Directions for this task: All of the records below need to be copied exactly.

------------------------------

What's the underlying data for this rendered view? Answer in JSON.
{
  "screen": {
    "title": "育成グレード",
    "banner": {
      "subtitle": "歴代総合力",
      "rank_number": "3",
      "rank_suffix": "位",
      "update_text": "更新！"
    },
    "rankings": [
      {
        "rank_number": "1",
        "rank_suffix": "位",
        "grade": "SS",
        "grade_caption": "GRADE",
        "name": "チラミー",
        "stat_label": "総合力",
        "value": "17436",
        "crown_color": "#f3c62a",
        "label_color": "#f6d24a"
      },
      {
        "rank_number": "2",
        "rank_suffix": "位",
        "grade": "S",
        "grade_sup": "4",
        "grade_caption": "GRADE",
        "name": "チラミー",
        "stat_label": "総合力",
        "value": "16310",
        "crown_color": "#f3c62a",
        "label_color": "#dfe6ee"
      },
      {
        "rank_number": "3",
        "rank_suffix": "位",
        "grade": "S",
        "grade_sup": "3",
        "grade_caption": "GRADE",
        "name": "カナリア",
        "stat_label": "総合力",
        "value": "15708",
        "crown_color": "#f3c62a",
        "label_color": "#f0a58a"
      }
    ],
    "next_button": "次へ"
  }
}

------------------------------

Response area:
What's the underlying data for this rendered view? Answer in JSON.
{
  "screen": {
    "title": "育成グレード",
    "banner": {
      "subtitle": "歴代総合力",
      "rank_number": "3",
      "rank_suffix": "位",
      "update_text": "更新！"
    },
    "rankings": [
      {
        "rank_number": "1",
        "rank_suffix": "位",
        "grade": "SS",
        "grade_caption": "GRADE",
        "name": "チラミー",
        "stat_label": "総合力",
        "value": "17436",
        "crown_color": "#f3c62a",
        "label_color": "#f6d24a"
      },
      {
        "rank_number": "2",
        "rank_suffix": "位",
        "grade": "S",
        "grade_sup": "4",
        "grade_caption": "GRADE",
        "name": "チラミー",
        "stat_label": "総合力",
        "value": "16310",
        "crown_color": "#f3c62a",
        "label_color": "#dfe6ee"
      },
      {
        "rank_number": "3",
        "rank_suffix": "位",
        "grade": "S",
        "grade_sup": "3",
        "grade_caption": "GRADE",
        "name": "カナリア",
        "stat_label": "総合力",
        "value": "15708",
        "crown_color": "#f3c62a",
        "label_color": "#f0a58a"
      }
    ],
    "next_button": "次へ"
  }
}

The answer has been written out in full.